Pet health insurance can save you from unexpected and large vet bills, but most medical procedures for pets aren’t as expensive as their human counterparts. Try to save money in a sinking fund for the possible medical needs of your animal.
14. Make sure your pets get exercise
Pets enjoy the exercise just like humans. It helps them stay healthy and prevent obesity, which means less vet bills for you.
15. Make pet furniture
If you are the DIY type, why not build your pet’s furniture? Why buy when you can do it for a lot less?
16. Make pet toys
Have you ever bought the “perfect toy” for your furry friend and they just ignored it? All it really takes to keep a cat entertained is a ball of yarn.
Moral of the story: Don’t spend a fortune on unwanted pet toys when you can make better ones.
Here are some resources to get you started:
17. Make your own pet enclosures
Do you want to offer an enclosed space for your dog or an outdoor âcatioâ for your cats?
18. Groom your own pets
Prices for professional pet grooming vary between $ 20 and $ 100, depending on the size of the animal (cats are in the middle of this range).
But there’s no reason you can’t comb, wash and trim the nails yourself. Not only will you save most of the cost (you’ll still spend a little on tools and shampoo), grooming is another great bonding opportunity with your beloved pet.
19. Find cheaper pet sitting
Pet care rates range from as low as $ 15 for a stop visit to as much as $ 100 for overnight stays.
Fortunately, there are alternatives.
Find a broke friend you trust who will work on the cheap. Leave a few beers in the fridge and you might get a deal. Swap animal care duties with friends and family to reduce your costs to zero.
20. Train your own pet
Instead, read one of the many books that help you train your pets on your own.
21. Protect your home from pets
Has the cat chewed on your lamp cords? Has the puppy removed about half of your shoe collection?
Preventing damage to your belongings and avoiding vet visits with simple animal protection will save you money and possibly your pet’s life.
Steve Gillman is a former contributor to The Penny Hoarder. Senior writer Robert Bruce contributed reporting.

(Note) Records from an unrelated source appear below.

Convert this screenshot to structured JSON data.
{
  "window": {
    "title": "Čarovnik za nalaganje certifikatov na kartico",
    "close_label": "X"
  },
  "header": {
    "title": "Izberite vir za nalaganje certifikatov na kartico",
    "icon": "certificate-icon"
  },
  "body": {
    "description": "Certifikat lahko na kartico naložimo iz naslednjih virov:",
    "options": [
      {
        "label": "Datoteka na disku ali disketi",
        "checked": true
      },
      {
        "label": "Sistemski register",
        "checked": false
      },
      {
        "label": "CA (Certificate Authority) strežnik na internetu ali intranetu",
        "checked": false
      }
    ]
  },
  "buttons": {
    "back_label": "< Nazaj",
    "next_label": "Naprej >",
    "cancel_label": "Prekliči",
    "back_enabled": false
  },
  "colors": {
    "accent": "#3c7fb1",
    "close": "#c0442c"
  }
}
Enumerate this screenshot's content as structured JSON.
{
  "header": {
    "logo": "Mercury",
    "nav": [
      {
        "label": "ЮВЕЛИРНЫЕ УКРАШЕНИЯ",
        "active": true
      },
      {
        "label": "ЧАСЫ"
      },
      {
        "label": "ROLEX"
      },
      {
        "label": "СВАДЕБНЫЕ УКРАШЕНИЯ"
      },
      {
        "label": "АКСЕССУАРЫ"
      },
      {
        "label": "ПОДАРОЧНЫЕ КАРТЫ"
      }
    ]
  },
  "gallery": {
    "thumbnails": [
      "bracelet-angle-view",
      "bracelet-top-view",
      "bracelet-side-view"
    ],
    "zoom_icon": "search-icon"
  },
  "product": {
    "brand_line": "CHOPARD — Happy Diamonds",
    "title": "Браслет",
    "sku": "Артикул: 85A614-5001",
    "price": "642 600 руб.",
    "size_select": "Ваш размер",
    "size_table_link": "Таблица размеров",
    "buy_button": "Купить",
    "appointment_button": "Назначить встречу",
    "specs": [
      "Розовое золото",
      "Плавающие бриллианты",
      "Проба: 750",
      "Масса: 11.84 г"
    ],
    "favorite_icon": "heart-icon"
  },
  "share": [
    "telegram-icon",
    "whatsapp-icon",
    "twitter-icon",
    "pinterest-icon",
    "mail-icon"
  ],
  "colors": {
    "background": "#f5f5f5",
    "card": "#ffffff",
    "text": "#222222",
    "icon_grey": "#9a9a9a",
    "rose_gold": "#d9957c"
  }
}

This was originally posted on The Penny Hoarder, a personal finance website that empowers millions of readers nationwide to make smart decisions with their money with practical and inspiring tips and resources on how to earn, save and manage money.